If you’re not good with tools or prefer to have professionals handle your repair work, then you may need to call a reliable roadside assistance service. Buying an emergency rescue subscription is often more affordable and less risky than simply calling when you’re already in an emergency. Some of the most common roadside emergency assistance services to call when you have a flat tire include:
- Triple-A (AAA)
- Your insurance company/agent
- Your local car repair shop
- Allstate Motor Club
Apart from flat tires, some more services you can receive from emergency roadside service providers include:
- Car towing
- Battery replacement
- Vehicle lockout services
- Fuel delivery
- Extrication services (if your car is stuck in difficult-to-drive terrain)
- Complimentary car rental and rental discounts
6. Invest in Zero-Pressure Tires
Let’s face it. Most flat tires happen when you’re not prepared or even dressed for a DIY roadside job. Calling for roadside assistance may be a better option, but you have to find a safe parking spot away from traffic and creepy lurkers. Then you have to wait for 30 minutes to more than an hour before the roadside assistance arrives.
You could invest in zero-pressure tires with some forethought, also known as run-flat tires or self-supporting tires. Run-flats can support the weight of a vehicle for some considerable distance, sometimes more than 100 miles.
You don’t have to park your car on a busy highway or get out of the car in the cold/heat to work on repairs. Instead of being stranded in a sketchy part of town, you can keep driving for another 50 or 80 or 100 miles to the next town if need be.
To stay on course and avoid accidents, drivers with a flat zero-pressure tire have to reduce their speed to about 50mph (80km/h).
One of the top advantages of using zero-pressure tires is they offer better stability after a tire blowout. If your tire blows, the zero-pressure tire will experience better tread stabilization and less weight transfer. The drivers handling and steering will likely not be adversely affected.
Even though zero-pressure tires offer a host of advantages, drivers should avoid driving beyond the range and speed limitations. Driving for longer distances or higher speeds may increase tire disintegration.
Also, because run-flat tires don’t bulge when low, you have to be keen and check your tire pressure monitoring system regularly. The run-flats are also more expensive and often have to be replaced sooner than regular tires.
If you need to fix a flat tire without a spare, you need to plan. Anticipate future incidents by equipping your toolbox with the right tools.
Sealant-based tire repair kits are fast and easy to use and don’t need any special skills. Fix-A-Flat may be the ultimate quick fix for tire punctures and needs no special tools or DIY skills.
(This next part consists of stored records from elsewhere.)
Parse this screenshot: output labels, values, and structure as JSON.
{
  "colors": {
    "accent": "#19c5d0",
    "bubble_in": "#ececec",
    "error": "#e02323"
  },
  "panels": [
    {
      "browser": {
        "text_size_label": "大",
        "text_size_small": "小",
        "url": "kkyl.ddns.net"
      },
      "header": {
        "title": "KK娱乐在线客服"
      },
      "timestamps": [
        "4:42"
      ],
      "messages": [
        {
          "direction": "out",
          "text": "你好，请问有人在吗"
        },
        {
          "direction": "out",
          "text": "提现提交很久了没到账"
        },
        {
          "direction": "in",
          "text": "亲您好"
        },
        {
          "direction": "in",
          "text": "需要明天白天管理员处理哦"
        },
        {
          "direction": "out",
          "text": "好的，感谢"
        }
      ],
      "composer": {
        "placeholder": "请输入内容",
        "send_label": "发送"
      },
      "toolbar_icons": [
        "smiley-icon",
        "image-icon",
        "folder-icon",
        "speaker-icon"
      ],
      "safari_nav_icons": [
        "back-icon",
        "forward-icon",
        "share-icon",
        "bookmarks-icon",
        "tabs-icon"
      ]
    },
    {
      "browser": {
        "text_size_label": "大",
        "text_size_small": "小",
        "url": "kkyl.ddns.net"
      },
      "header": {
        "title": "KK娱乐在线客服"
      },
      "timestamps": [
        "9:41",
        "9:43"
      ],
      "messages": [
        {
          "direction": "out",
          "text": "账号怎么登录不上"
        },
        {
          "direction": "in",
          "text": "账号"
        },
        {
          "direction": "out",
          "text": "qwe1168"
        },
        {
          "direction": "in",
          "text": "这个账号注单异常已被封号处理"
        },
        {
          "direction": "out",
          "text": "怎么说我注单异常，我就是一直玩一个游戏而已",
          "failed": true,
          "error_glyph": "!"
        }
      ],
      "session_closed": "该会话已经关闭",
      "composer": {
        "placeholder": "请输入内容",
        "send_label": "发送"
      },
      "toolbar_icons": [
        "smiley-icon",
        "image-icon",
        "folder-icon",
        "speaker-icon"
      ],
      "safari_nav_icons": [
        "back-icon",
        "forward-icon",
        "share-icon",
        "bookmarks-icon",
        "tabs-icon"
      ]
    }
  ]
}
A puncture repair kit may require slightly higher knowledge and experience working with tools but offers a stronger puncture repair. Roadside services can provide professional services with a call where they are available.